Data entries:

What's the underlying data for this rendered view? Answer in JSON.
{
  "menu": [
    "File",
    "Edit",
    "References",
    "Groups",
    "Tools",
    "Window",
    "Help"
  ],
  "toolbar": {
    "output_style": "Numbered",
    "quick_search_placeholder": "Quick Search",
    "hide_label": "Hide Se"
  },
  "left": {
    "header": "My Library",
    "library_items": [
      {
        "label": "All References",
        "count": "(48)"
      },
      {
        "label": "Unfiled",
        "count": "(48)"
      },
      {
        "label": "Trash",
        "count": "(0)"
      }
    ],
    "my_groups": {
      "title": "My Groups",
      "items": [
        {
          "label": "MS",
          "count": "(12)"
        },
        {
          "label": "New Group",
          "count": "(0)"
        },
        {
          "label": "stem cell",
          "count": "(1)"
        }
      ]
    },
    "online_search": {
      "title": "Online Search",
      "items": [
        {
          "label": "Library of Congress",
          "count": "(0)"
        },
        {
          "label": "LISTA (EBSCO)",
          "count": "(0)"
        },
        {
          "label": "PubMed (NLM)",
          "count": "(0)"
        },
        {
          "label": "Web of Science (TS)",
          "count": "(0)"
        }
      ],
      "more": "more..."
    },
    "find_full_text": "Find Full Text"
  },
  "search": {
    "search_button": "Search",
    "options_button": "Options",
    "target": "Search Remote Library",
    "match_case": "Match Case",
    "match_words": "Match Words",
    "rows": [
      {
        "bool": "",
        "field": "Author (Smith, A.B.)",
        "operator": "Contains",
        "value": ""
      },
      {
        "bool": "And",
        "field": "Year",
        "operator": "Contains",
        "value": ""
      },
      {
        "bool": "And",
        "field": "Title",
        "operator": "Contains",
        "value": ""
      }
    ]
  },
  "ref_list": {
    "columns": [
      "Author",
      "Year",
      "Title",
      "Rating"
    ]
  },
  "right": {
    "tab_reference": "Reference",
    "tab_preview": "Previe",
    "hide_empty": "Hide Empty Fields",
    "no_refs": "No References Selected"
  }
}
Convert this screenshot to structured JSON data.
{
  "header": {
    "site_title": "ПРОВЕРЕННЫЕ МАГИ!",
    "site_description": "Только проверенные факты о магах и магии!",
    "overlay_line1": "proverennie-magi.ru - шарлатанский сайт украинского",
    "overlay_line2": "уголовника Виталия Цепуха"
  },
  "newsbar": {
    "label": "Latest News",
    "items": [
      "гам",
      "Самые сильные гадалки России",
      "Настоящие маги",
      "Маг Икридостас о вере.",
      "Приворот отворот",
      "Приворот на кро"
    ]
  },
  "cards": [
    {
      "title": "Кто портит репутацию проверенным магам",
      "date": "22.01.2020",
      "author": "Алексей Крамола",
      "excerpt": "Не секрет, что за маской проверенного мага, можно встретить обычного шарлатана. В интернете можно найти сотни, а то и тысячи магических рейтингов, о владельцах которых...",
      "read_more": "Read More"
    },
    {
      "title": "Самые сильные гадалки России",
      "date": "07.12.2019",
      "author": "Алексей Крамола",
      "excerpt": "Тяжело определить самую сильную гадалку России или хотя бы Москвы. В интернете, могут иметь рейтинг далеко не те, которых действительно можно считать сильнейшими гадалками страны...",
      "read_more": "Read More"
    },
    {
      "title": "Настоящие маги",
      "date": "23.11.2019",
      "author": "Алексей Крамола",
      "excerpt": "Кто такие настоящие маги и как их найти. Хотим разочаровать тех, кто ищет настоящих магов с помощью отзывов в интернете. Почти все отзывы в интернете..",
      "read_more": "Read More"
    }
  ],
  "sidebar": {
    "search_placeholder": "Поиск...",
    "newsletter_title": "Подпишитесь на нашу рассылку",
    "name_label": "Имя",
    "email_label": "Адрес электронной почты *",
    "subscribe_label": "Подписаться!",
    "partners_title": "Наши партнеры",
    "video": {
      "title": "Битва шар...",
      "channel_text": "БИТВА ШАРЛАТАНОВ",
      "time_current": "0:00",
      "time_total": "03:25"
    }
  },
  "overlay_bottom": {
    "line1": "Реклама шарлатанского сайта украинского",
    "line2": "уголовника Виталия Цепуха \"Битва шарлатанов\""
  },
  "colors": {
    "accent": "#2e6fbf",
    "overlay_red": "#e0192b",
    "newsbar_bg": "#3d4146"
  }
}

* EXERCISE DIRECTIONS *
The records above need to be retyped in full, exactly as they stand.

* EXERCISE RESPONSE *
What's the underlying data for this rendered view? Answer in JSON.
{
  "menu": [
    "File",
    "Edit",
    "References",
    "Groups",
    "Tools",
    "Window",
    "Help"
  ],
  "toolbar": {
    "output_style": "Numbered",
    "quick_search_placeholder": "Quick Search",
    "hide_label": "Hide Se"
  },
  "left": {
    "header": "My Library",
    "library_items": [
      {
        "label": "All References",
        "count": "(48)"
      },
      {
        "label": "Unfiled",
        "count": "(48)"
      },
      {
        "label": "Trash",
        "count": "(0)"
      }
    ],
    "my_groups": {
      "title": "My Groups",
      "items": [
        {
          "label": "MS",
          "count": "(12)"
        },
        {
          "label": "New Group",
          "count": "(0)"
        },
        {
          "label": "stem cell",
          "count": "(1)"
        }
      ]
    },
    "online_search": {
      "title": "Online Search",
      "items": [
        {
          "label": "Library of Congress",
          "count": "(0)"
        },
        {
          "label": "LISTA (EBSCO)",
          "count": "(0)"
        },
        {
          "label": "PubMed (NLM)",
          "count": "(0)"
        },
        {
          "label": "Web of Science (TS)",
          "count": "(0)"
        }
      ],
      "more": "more..."
    },
    "find_full_text": "Find Full Text"
  },
  "search": {
    "search_button": "Search",
    "options_button": "Options",
    "target": "Search Remote Library",
    "match_case": "Match Case",
    "match_words": "Match Words",
    "rows": [
      {
        "bool": "",
        "field": "Author (Smith, A.B.)",
        "operator": "Contains",
        "value": ""
      },
      {
        "bool": "And",
        "field": "Year",
        "operator": "Contains",
        "value": ""
      },
      {
        "bool": "And",
        "field": "Title",
        "operator": "Contains",
        "value": ""
      }
    ]
  },
  "ref_list": {
    "columns": [
      "Author",
      "Year",
      "Title",
      "Rating"
    ]
  },
  "right": {
    "tab_reference": "Reference",
    "tab_preview": "Previe",
    "hide_empty": "Hide Empty Fields",
    "no_refs": "No References Selected"
  }
}
Convert this screenshot to structured JSON data.
{
  "header": {
    "site_title": "ПРОВЕРЕННЫЕ МАГИ!",
    "site_description": "Только проверенные факты о магах и магии!",
    "overlay_line1": "proverennie-magi.ru - шарлатанский сайт украинского",
    "overlay_line2": "уголовника Виталия Цепуха"
  },
  "newsbar": {
    "label": "Latest News",
    "items": [
      "гам",
      "Самые сильные гадалки России",
      "Настоящие маги",
      "Маг Икридостас о вере.",
      "Приворот отворот",
      "Приворот на кро"
    ]
  },
  "cards": [
    {
      "title": "Кто портит репутацию проверенным магам",
      "date": "22.01.2020",
      "author": "Алексей Крамола",
      "excerpt": "Не секрет, что за маской проверенного мага, можно встретить обычного шарлатана. В интернете можно найти сотни, а то и тысячи магических рейтингов, о владельцах которых...",
      "read_more": "Read More"
    },
    {
      "title": "Самые сильные гадалки России",
      "date": "07.12.2019",
      "author": "Алексей Крамола",
      "excerpt": "Тяжело определить самую сильную гадалку России или хотя бы Москвы. В интернете, могут иметь рейтинг далеко не те, которых действительно можно считать сильнейшими гадалками страны...",
      "read_more": "Read More"
    },
    {
      "title": "Настоящие маги",
      "date": "23.11.2019",
      "author": "Алексей Крамола",
      "excerpt": "Кто такие настоящие маги и как их найти. Хотим разочаровать тех, кто ищет настоящих магов с помощью отзывов в интернете. Почти все отзывы в интернете..",
      "read_more": "Read More"
    }
  ],
  "sidebar": {
    "search_placeholder": "Поиск...",
    "newsletter_title": "Подпишитесь на нашу рассылку",
    "name_label": "Имя",
    "email_label": "Адрес электронной почты *",
    "subscribe_label": "Подписаться!",
    "partners_title": "Наши партнеры",
    "video": {
      "title": "Битва шар...",
      "channel_text": "БИТВА ШАРЛАТАНОВ",
      "time_current": "0:00",
      "time_total": "03:25"
    }
  },
  "overlay_bottom": {
    "line1": "Реклама шарлатанского сайта украинского",
    "line2": "уголовника Виталия Цепуха \"Битва шарлатанов\""
  },
  "colors": {
    "accent": "#2e6fbf",
    "overlay_red": "#e0192b",
    "newsbar_bg": "#3d4146"
  }
}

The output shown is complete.